▶ **Brief**:
Every record must be output verbatim in the reply.

----------------------------------------

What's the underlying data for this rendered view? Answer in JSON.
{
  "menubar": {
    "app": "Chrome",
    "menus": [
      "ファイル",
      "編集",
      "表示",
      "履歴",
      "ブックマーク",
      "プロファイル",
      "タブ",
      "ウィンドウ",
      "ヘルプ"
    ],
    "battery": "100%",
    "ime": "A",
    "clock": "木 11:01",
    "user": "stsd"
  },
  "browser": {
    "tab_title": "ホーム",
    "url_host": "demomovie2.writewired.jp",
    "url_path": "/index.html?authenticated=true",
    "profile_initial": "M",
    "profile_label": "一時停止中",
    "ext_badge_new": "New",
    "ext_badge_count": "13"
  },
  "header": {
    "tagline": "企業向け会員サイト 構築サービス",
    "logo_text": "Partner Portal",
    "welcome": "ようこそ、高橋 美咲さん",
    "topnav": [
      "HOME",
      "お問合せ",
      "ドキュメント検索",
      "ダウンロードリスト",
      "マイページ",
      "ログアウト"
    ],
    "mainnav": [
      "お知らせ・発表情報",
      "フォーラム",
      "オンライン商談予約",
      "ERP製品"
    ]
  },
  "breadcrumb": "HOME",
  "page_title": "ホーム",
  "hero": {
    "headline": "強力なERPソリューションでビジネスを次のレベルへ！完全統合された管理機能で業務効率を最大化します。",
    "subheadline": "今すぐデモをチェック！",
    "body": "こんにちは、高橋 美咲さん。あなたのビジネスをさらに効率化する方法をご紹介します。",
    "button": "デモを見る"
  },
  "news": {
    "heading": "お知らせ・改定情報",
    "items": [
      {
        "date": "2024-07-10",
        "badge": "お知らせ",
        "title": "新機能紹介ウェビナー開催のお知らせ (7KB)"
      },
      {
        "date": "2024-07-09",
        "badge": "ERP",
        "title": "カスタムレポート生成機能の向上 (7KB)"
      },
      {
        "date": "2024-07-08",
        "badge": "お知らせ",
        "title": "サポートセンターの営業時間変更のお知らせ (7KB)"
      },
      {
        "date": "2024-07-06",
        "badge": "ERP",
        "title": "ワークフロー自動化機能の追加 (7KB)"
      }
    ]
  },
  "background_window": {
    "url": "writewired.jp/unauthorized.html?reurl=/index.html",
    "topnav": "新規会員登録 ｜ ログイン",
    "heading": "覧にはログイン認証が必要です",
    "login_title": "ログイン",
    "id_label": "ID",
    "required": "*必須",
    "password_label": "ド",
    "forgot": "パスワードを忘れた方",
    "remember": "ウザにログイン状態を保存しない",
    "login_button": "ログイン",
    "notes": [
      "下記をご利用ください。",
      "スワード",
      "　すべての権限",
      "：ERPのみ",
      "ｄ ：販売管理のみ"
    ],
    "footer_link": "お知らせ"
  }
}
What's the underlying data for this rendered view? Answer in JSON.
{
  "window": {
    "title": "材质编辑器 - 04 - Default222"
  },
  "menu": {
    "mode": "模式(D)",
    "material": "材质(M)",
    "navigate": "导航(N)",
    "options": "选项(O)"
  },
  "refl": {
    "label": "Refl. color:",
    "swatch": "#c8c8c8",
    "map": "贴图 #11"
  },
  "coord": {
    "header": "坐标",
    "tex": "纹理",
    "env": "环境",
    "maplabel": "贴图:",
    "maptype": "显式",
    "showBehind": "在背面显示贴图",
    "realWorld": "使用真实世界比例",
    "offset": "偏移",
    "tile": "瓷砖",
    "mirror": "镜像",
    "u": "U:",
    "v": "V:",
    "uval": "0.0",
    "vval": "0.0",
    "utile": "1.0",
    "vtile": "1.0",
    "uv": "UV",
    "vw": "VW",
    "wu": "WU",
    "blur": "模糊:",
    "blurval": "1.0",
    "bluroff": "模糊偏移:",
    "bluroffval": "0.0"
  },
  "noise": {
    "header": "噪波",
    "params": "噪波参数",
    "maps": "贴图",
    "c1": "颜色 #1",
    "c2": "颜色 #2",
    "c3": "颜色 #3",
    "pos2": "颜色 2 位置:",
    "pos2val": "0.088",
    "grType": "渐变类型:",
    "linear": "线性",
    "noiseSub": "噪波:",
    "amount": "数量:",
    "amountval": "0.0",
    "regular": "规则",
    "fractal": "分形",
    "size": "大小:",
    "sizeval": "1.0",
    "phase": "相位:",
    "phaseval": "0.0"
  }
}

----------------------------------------

▶ **Written solution**:
What's the underlying data for this rendered view? Answer in JSON.
{
  "menubar": {
    "app": "Chrome",
    "menus": [
      "ファイル",
      "編集",
      "表示",
      "履歴",
      "ブックマーク",
      "プロファイル",
      "タブ",
      "ウィンドウ",
      "ヘルプ"
    ],
    "battery": "100%",
    "ime": "A",
    "clock": "木 11:01",
    "user": "stsd"
  },
  "browser": {
    "tab_title": "ホーム",
    "url_host": "demomovie2.writewired.jp",
    "url_path": "/index.html?authenticated=true",
    "profile_initial": "M",
    "profile_label": "一時停止中",
    "ext_badge_new": "New",
    "ext_badge_count": "13"
  },
  "header": {
    "tagline": "企業向け会員サイト 構築サービス",
    "logo_text": "Partner Portal",
    "welcome": "ようこそ、高橋 美咲さん",
    "topnav": [
      "HOME",
      "お問合せ",
      "ドキュメント検索",
      "ダウンロードリスト",
      "マイページ",
      "ログアウト"
    ],
    "mainnav": [
      "お知らせ・発表情報",
      "フォーラム",
      "オンライン商談予約",
      "ERP製品"
    ]
  },
  "breadcrumb": "HOME",
  "page_title": "ホーム",
  "hero": {
    "headline": "強力なERPソリューションでビジネスを次のレベルへ！完全統合された管理機能で業務効率を最大化します。",
    "subheadline": "今すぐデモをチェック！",
    "body": "こんにちは、高橋 美咲さん。あなたのビジネスをさらに効率化する方法をご紹介します。",
    "button": "デモを見る"
  },
  "news": {
    "heading": "お知らせ・改定情報",
    "items": [
      {
        "date": "2024-07-10",
        "badge": "お知らせ",
        "title": "新機能紹介ウェビナー開催のお知らせ (7KB)"
      },
      {
        "date": "2024-07-09",
        "badge": "ERP",
        "title": "カスタムレポート生成機能の向上 (7KB)"
      },
      {
        "date": "2024-07-08",
        "badge": "お知らせ",
        "title": "サポートセンターの営業時間変更のお知らせ (7KB)"
      },
      {
        "date": "2024-07-06",
        "badge": "ERP",
        "title": "ワークフロー自動化機能の追加 (7KB)"
      }
    ]
  },
  "background_window": {
    "url": "writewired.jp/unauthorized.html?reurl=/index.html",
    "topnav": "新規会員登録 ｜ ログイン",
    "heading": "覧にはログイン認証が必要です",
    "login_title": "ログイン",
    "id_label": "ID",
    "required": "*必須",
    "password_label": "ド",
    "forgot": "パスワードを忘れた方",
    "remember": "ウザにログイン状態を保存しない",
    "login_button": "ログイン",
    "notes": [
      "下記をご利用ください。",
      "スワード",
      "　すべての権限",
      "：ERPのみ",
      "ｄ ：販売管理のみ"
    ],
    "footer_link": "お知らせ"
  }
}
What's the underlying data for this rendered view? Answer in JSON.
{
  "window": {
    "title": "材质编辑器 - 04 - Default222"
  },
  "menu": {
    "mode": "模式(D)",
    "material": "材质(M)",
    "navigate": "导航(N)",
    "options": "选项(O)"
  },
  "refl": {
    "label": "Refl. color:",
    "swatch": "#c8c8c8",
    "map": "贴图 #11"
  },
  "coord": {
    "header": "坐标",
    "tex": "纹理",
    "env": "环境",
    "maplabel": "贴图:",
    "maptype": "显式",
    "showBehind": "在背面显示贴图",
    "realWorld": "使用真实世界比例",
    "offset": "偏移",
    "tile": "瓷砖",
    "mirror": "镜像",
    "u": "U:",
    "v": "V:",
    "uval": "0.0",
    "vval": "0.0",
    "utile": "1.0",
    "vtile": "1.0",
    "uv": "UV",
    "vw": "VW",
    "wu": "WU",
    "blur": "模糊:",
    "blurval": "1.0",
    "bluroff": "模糊偏移:",
    "bluroffval": "0.0"
  },
  "noise": {
    "header": "噪波",
    "params": "噪波参数",
    "maps": "贴图",
    "c1": "颜色 #1",
    "c2": "颜色 #2",
    "c3": "颜色 #3",
    "pos2": "颜色 2 位置:",
    "pos2val": "0.088",
    "grType": "渐变类型:",
    "linear": "线性",
    "noiseSub": "噪波:",
    "amount": "数量:",
    "amountval": "0.0",
    "regular": "规则",
    "fractal": "分形",
    "size": "大小:",
    "sizeval": "1.0",
    "phase": "相位:",
    "phaseval": "0.0"
  }
}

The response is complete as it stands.